From The American Scholar, in a passage to which Susan Cheever alludes in American Bloomsbury .

Meek young men grow up in libraries, believing it their duty to accept the views, which Cicero, which Locke, which Bacon, have given, forgetful that Cicero, Locke, and Bacon were only young men in libraries, when they wrote these books.

Hence, instead of Man Thinking, we have the bookworm. Hence, the book-learned class, who value books, as such; not as related to nature and the human constitution, but as making a sort of Third Estate with the world and the soul. Hence, the restorers of readings, the emendators, the bibliomaniacs of all degrees.

Emerson is here unjust to people who undertake the hard and unglamorous toil that the fields of literature sometimes require. We need restorers of readings and glossaries and scholiasts: if the text is corrupt, we cannot go further.

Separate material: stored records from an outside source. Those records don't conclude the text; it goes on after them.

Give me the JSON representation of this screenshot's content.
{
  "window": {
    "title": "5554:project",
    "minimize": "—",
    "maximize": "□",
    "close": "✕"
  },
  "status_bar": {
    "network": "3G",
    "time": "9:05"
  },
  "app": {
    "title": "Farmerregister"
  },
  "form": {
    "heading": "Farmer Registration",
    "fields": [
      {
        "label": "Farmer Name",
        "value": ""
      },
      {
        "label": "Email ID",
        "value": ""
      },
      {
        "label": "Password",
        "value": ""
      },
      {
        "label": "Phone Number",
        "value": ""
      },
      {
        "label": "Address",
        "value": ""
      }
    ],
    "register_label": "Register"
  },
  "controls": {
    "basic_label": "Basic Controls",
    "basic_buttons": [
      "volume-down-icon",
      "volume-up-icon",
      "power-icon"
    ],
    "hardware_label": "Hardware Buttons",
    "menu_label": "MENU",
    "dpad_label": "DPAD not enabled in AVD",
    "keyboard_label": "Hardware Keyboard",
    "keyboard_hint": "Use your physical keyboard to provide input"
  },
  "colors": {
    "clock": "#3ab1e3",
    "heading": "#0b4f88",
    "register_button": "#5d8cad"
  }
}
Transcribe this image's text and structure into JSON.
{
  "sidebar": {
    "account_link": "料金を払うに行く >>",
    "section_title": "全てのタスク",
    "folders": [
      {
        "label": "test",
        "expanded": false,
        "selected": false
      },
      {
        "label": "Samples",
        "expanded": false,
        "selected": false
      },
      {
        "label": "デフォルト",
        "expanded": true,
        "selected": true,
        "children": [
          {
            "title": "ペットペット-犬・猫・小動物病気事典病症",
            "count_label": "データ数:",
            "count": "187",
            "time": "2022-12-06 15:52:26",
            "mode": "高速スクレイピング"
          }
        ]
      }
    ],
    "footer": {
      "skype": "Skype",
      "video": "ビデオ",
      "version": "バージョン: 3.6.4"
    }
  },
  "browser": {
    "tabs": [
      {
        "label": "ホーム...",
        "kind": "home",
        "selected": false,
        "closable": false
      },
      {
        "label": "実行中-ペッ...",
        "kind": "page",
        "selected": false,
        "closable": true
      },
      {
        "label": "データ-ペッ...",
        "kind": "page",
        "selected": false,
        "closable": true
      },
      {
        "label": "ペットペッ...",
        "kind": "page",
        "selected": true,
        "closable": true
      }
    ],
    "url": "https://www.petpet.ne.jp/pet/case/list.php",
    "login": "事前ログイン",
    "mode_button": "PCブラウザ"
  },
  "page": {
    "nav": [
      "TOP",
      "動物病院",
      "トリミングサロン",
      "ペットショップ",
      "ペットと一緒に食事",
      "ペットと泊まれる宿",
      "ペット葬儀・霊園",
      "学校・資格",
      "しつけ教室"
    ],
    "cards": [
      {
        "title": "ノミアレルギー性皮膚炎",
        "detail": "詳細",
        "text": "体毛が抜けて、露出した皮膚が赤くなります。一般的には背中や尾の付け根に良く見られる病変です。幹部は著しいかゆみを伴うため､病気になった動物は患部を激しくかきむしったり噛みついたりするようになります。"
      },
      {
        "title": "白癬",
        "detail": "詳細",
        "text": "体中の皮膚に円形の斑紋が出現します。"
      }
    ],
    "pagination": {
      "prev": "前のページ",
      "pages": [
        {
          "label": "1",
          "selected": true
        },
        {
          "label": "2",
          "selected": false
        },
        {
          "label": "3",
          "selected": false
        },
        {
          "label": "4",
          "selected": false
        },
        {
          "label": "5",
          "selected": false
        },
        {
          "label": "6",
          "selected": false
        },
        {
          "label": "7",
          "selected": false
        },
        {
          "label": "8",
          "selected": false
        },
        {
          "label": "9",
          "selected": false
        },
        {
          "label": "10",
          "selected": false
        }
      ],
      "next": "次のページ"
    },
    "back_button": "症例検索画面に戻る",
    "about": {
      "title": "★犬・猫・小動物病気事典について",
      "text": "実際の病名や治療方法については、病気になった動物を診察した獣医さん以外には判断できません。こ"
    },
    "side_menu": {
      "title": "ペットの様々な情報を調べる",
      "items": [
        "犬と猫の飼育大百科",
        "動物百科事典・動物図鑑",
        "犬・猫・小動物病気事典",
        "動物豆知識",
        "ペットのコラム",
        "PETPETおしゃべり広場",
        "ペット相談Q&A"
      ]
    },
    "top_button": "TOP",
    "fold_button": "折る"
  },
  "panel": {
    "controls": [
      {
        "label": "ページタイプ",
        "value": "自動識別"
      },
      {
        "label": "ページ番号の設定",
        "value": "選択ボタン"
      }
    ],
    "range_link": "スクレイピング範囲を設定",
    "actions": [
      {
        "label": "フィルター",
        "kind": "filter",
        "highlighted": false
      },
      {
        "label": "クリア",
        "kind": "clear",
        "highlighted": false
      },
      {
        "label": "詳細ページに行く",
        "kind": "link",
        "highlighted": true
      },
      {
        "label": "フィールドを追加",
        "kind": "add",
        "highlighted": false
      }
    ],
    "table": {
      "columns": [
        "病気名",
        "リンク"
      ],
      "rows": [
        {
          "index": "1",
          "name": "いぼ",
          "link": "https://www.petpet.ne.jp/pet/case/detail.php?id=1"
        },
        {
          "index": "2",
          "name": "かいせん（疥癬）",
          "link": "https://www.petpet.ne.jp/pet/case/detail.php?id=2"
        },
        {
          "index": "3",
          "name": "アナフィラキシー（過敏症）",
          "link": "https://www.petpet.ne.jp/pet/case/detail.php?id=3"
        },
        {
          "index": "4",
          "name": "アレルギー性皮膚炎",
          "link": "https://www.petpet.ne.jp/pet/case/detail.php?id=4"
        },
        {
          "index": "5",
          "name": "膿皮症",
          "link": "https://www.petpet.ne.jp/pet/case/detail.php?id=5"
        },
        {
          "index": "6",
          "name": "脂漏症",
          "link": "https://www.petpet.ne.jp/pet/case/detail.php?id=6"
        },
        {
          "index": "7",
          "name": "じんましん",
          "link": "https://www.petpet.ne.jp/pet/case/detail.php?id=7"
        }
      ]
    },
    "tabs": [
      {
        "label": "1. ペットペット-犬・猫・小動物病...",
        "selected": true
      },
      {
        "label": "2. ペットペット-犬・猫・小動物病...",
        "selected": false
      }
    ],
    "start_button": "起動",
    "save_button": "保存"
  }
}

But this is also a very important point: it is easy to worship the form of the book to the neglect of its spirit. This is especially true of the false opposition so often raised between books and computers. Barring an unusual debility, to say that, "I love books, I admire fine writing, but I could never read on a computer" is, quite literally, absurd.